EXERCISE GOAL → Within the data below, state how many lines contain the string "ieproxy". Provide the number only.
EXERCISE INPUTS Start Marker
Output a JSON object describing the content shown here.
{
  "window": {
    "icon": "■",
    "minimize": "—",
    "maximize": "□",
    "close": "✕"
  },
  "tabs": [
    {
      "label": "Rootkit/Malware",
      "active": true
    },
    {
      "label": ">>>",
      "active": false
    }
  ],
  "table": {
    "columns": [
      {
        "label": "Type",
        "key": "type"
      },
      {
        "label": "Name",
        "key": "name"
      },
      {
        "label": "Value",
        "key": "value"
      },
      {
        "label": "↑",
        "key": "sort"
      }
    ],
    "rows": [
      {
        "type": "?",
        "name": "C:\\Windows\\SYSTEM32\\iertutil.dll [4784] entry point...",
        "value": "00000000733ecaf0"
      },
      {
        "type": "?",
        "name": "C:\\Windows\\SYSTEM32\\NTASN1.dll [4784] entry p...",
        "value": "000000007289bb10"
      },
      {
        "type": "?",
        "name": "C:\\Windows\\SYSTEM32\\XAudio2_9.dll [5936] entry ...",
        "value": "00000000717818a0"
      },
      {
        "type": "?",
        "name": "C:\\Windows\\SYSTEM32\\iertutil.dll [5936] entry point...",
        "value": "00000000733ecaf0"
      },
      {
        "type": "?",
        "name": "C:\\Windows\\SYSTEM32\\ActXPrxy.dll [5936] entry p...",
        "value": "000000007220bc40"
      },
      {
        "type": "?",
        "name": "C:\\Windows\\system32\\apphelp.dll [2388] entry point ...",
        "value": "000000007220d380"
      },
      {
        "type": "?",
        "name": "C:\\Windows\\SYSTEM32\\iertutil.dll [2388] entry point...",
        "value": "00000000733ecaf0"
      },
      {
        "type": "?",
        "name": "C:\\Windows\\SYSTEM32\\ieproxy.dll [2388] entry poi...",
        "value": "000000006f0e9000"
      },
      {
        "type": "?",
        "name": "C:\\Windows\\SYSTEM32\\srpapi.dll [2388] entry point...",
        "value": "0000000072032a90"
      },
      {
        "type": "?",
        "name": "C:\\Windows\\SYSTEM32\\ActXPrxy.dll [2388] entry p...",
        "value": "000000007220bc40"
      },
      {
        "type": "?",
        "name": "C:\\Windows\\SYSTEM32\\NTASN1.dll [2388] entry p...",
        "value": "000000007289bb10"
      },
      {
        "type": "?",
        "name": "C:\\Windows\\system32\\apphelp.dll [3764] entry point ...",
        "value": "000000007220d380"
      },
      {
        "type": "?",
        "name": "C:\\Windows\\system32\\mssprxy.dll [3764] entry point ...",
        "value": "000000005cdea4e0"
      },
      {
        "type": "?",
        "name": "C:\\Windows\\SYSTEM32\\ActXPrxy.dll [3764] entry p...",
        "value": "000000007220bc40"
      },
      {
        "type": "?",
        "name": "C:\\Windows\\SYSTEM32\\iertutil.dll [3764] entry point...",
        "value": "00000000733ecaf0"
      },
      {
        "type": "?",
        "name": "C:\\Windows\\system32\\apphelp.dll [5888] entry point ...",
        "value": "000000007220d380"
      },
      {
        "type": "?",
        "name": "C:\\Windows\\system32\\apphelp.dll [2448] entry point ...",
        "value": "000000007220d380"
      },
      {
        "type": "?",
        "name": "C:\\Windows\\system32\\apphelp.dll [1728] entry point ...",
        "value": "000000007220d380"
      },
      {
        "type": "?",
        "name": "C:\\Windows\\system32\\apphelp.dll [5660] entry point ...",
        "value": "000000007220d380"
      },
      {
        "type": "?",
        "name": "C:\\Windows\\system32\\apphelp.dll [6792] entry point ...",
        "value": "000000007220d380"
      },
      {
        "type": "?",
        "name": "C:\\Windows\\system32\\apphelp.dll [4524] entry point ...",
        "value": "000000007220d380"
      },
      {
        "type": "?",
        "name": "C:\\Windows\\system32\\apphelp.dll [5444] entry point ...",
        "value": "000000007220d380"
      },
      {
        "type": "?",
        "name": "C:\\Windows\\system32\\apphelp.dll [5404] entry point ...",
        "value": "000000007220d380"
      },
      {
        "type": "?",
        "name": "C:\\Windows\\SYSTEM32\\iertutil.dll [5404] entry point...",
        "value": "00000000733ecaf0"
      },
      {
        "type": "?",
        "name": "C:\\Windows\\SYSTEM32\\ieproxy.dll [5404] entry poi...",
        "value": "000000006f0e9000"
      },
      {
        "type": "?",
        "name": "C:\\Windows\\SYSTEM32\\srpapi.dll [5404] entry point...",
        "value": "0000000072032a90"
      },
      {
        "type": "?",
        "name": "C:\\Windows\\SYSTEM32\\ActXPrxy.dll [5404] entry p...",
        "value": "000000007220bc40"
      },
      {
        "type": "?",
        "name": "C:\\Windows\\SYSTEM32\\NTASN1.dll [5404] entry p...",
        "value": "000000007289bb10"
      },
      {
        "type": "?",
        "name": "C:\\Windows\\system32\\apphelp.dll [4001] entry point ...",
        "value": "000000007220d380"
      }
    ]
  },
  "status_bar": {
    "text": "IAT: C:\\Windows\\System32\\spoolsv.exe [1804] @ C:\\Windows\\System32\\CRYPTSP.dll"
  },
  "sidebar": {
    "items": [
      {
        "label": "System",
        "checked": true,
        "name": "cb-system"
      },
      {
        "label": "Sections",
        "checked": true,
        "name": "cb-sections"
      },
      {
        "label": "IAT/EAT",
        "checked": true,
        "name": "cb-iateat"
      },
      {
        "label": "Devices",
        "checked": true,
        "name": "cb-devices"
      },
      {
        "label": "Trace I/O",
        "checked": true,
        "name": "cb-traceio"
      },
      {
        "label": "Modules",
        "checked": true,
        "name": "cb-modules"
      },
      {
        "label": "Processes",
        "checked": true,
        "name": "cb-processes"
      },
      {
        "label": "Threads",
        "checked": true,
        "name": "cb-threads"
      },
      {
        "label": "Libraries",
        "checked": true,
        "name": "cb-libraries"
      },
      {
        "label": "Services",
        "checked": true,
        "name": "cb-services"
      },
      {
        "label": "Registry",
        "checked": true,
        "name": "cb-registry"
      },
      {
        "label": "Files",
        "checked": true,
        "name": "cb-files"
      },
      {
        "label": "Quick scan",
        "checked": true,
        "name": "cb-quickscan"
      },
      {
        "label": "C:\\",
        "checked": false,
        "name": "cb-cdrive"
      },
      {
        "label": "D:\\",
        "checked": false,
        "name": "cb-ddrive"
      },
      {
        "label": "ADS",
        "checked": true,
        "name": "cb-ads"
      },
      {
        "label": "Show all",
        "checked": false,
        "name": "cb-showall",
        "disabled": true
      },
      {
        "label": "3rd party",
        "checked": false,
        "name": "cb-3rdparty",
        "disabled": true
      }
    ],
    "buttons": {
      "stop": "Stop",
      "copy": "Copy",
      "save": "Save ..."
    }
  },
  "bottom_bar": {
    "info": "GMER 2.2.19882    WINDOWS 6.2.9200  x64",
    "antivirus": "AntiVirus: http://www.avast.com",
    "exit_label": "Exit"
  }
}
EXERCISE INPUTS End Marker
ANSWER BELOW → 2